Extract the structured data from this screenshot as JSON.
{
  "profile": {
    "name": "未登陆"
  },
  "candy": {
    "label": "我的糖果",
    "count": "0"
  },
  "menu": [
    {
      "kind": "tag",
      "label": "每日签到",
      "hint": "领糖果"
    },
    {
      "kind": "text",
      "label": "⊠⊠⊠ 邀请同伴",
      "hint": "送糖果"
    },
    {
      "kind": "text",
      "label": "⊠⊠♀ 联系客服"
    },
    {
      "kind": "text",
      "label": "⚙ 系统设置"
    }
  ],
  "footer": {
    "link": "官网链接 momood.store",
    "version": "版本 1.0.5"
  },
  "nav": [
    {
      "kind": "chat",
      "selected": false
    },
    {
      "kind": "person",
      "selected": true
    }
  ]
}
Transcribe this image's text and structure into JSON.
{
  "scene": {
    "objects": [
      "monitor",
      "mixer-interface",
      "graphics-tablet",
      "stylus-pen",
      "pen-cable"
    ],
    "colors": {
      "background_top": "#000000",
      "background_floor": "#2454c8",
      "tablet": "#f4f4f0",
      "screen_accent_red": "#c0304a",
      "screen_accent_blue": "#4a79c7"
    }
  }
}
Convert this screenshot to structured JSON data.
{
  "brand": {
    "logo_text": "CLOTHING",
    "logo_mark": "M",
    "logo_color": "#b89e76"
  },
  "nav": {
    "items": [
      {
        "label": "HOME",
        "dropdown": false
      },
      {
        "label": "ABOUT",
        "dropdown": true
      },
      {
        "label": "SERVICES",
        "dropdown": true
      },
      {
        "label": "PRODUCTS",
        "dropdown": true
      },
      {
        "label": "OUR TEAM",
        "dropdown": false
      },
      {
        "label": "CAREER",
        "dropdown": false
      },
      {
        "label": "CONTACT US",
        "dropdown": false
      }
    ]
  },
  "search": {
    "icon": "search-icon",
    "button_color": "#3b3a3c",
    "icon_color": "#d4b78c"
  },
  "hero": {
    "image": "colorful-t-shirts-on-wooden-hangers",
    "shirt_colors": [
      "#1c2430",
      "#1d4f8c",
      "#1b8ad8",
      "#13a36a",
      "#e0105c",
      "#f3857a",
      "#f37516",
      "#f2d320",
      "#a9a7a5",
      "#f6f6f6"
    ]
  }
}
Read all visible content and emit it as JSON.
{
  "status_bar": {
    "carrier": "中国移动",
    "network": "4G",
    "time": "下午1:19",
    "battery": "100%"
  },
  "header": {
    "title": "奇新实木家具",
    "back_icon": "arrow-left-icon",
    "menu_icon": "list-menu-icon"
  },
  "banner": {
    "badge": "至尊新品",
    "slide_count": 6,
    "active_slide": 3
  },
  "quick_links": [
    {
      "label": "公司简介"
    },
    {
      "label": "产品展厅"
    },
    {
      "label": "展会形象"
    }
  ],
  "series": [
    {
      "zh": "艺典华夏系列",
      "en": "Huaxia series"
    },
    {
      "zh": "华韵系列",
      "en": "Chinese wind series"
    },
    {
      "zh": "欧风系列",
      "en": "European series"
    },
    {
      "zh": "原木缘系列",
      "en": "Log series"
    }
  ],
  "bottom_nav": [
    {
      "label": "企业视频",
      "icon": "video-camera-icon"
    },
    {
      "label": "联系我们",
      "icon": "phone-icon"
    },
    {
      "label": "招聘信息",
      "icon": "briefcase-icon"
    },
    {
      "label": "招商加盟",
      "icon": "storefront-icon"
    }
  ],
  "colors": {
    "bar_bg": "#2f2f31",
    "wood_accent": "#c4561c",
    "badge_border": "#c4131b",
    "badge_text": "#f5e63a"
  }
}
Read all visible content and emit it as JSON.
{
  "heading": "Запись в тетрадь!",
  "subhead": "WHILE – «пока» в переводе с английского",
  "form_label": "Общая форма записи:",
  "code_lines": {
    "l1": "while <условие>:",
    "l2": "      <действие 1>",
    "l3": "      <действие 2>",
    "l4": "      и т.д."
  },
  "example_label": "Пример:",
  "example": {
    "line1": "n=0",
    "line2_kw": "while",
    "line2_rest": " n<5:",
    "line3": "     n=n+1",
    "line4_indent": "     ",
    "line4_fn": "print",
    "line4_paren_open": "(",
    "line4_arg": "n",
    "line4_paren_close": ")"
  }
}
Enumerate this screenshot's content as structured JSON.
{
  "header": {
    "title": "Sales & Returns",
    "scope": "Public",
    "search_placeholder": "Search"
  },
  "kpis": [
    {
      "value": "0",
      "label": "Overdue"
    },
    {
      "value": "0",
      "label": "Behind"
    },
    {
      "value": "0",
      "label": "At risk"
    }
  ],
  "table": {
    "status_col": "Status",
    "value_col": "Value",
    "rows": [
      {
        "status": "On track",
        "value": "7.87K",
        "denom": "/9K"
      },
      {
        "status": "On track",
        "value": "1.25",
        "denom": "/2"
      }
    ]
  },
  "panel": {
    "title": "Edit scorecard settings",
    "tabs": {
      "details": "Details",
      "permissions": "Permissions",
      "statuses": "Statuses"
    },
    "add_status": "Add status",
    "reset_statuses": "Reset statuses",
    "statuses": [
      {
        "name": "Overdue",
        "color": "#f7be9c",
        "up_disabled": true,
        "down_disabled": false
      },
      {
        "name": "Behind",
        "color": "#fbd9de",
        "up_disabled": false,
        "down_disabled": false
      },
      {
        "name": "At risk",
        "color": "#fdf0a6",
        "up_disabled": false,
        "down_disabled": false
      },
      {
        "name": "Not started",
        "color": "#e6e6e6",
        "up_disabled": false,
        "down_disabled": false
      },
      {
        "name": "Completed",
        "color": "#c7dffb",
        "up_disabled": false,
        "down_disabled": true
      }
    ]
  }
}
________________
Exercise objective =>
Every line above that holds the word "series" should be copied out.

Reply to the exercise =>
  "series": [
      "en": "Huaxia series"
      "en": "Chinese wind series"
      "en": "European series"
      "en": "Log series"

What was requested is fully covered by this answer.